- Multiple Conditions – the more things a patient is being treated for the harder it is for them to stay on top of properly.
- Complexity of Regime – as the number of pills, the number of times a day to dose, and the number of constraints (what to take with or not take with) increases, the hard it is to manage.
- Medication Changes – the ability to adjust to a new routine when the dose is increased or decreased, or a medication added or removed.
- Forgetfulness – medication can be forgotten because life gets busy for all of us.
- Cognitive Impairments – loss of memory or mental abilities, sometimes age-related but sometimes as a transitional state to more serious disease such as Alzheimer’s, can make it hard to remember what you are supposed to do or why.
- Vision Impairments – limitations of eyesight can make it hard to read the dose or instructions on the pill bottles
- Motor Impairments – physical handicaps, in the hands for example, can make it difficult to open pill bottles

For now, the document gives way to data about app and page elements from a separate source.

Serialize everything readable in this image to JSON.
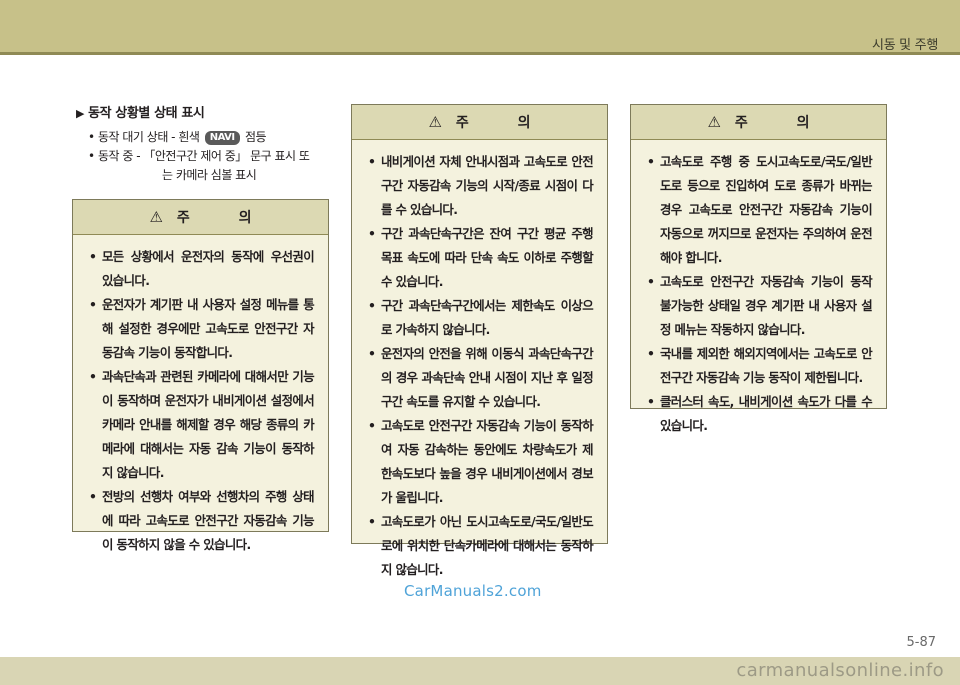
{
  "header": {
    "section_title": "시동 및 주행"
  },
  "heading": {
    "marker": "▶",
    "text": "동작 상황별 상태 표시"
  },
  "status_list": {
    "item1_before": "동작 대기 상태 - 흰색",
    "item1_badge": "NAVI",
    "item1_after": "점등",
    "item2_line1": "동작 중 - 「안전구간 제어 중」 문구 표시 또",
    "item2_line2": "는 카메라 심볼 표시"
  },
  "caution_icon": "warning-triangle-icon",
  "caution_title": "주 의",
  "caution_left": [
    "모든 상황에서 운전자의 동작에 우선권이 있습니다.",
    "운전자가 계기판 내 사용자 설정 메뉴를 통해 설정한 경우에만 고속도로 안전구간 자동감속 기능이 동작합니다.",
    "과속단속과 관련된 카메라에 대해서만 기능이 동작하며 운전자가 내비게이션 설정에서 카메라 안내를 해제할 경우 해당 종류의 카메라에 대해서는 자동 감속 기능이 동작하지 않습니다.",
    "전방의 선행차 여부와 선행차의 주행 상태에 따라 고속도로 안전구간 자동감속 기능이 동작하지 않을 수 있습니다."
  ],
  "caution_middle": [
    "내비게이션 자체 안내시점과 고속도로 안전구간 자동감속 기능의 시작/종료 시점이 다를 수 있습니다.",
    "구간 과속단속구간은 잔여 구간 평균 주행 목표 속도에 따라 단속 속도 이하로 주행할 수 있습니다.",
    "구간 과속단속구간에서는 제한속도 이상으로 가속하지 않습니다.",
    "운전자의 안전을 위해 이동식 과속단속구간의 경우 과속단속 안내 시점이 지난 후 일정구간 속도를 유지할 수 있습니다.",
    "고속도로 안전구간 자동감속 기능이 동작하여 자동 감속하는 동안에도 차량속도가 제한속도보다 높을 경우 내비게이션에서 경보가 울립니다.",
    "고속도로가 아닌 도시고속도로/국도/일반도로에 위치한 단속카메라에 대해서는 동작하지 않습니다."
  ],
  "caution_right": [
    "고속도로 주행 중 도시고속도로/국도/일반도로 등으로 진입하여 도로 종류가 바뀌는 경우 고속도로 안전구간 자동감속 기능이 자동으로 꺼지므로 운전자는 주의하여 운전해야 합니다.",
    "고속도로 안전구간 자동감속 기능이 동작 불가능한 상태일 경우 계기판 내 사용자 설정 메뉴는 작동하지 않습니다.",
    "국내를 제외한 해외지역에서는 고속도로 안전구간 자동감속 기능 동작이 제한됩니다.",
    "클러스터 속도, 내비게이션 속도가 다를 수 있습니다."
  ],
  "watermark": "CarManuals2.com",
  "page_number": "5-87",
  "footer": "carmanualsonline.info",
  "colors": {
    "band": "#c7c189",
    "caution_bg": "#f4f2de",
    "caution_header": "#dcd9b3"
  }
}
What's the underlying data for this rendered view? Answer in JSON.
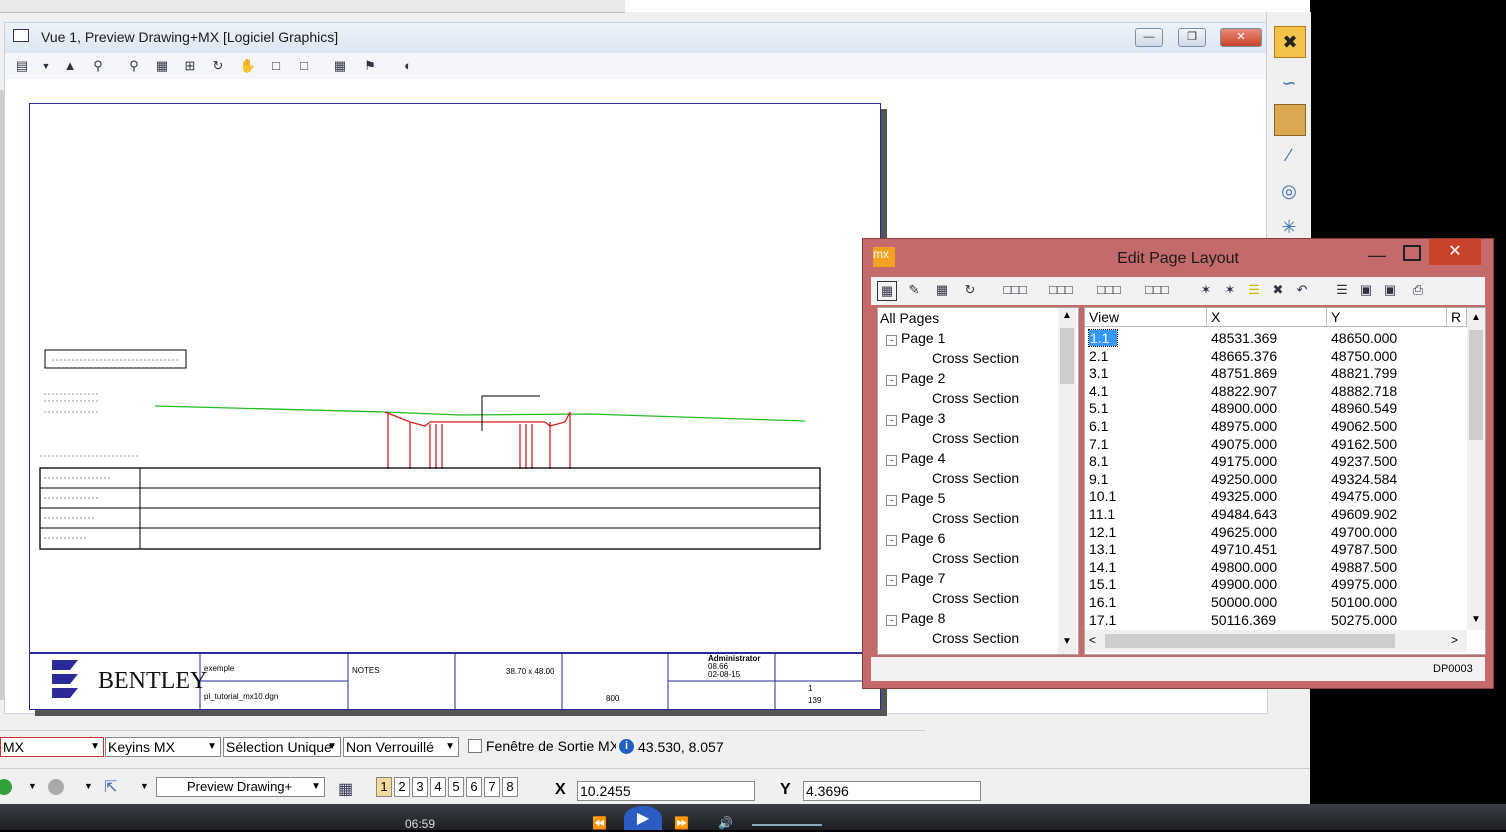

- Ability to Navigate Healthcare System – coordinating doctors and pharmacists, arranging doctors’ visits, keep records, dealing with refills, insurance, etc.
Patient’s Living Situation
- Living Alone – living alone or without a support system can make medication-related tasks like filling the pillbox, programming reminders, or learning new technology more challenging.
- No Technology Infrastructure – While some interesting technology solution exist to help with medication management, not all homes have a computer or are ‘wired’.
- Discontinued Due to Lack of Symptoms – A patient may associate a lack of symptoms with being ‘cured’ and the medication no longer necessary.
- Cultural and Belief Systems – beliefs around self-efficacy, control, medication effectiveness, confidence in the physician’s knowledge, perceptions about natural and home remedies can significantly drive medication-taking behavior.1
- Patient’s Understanding of Disease – A patient who understands why treatment is important and the risk / reward of medication may be more motivated to take the medication.
- Multiple Doctors – When a patient is treated by more than one doctor, the responsibility to help everyone understand the whole picture often falls on the patient.
- Multiple Pharmacies – Filling prescriptions in multiple places can make it harder to ensure the right medications are on hand, and additionally can make checking for drug interactions more challenging.
So given this complex landscape, what are the possible solutions? A study by NEHI concluded that
[P]romising adherence strategies are invariably multi-component strategies. They do not rely on single ‘silver bullet’ interventions but typically involve a suite of interventions or services.
Read the entire NEHI article for more of their insight.
Until Next Time,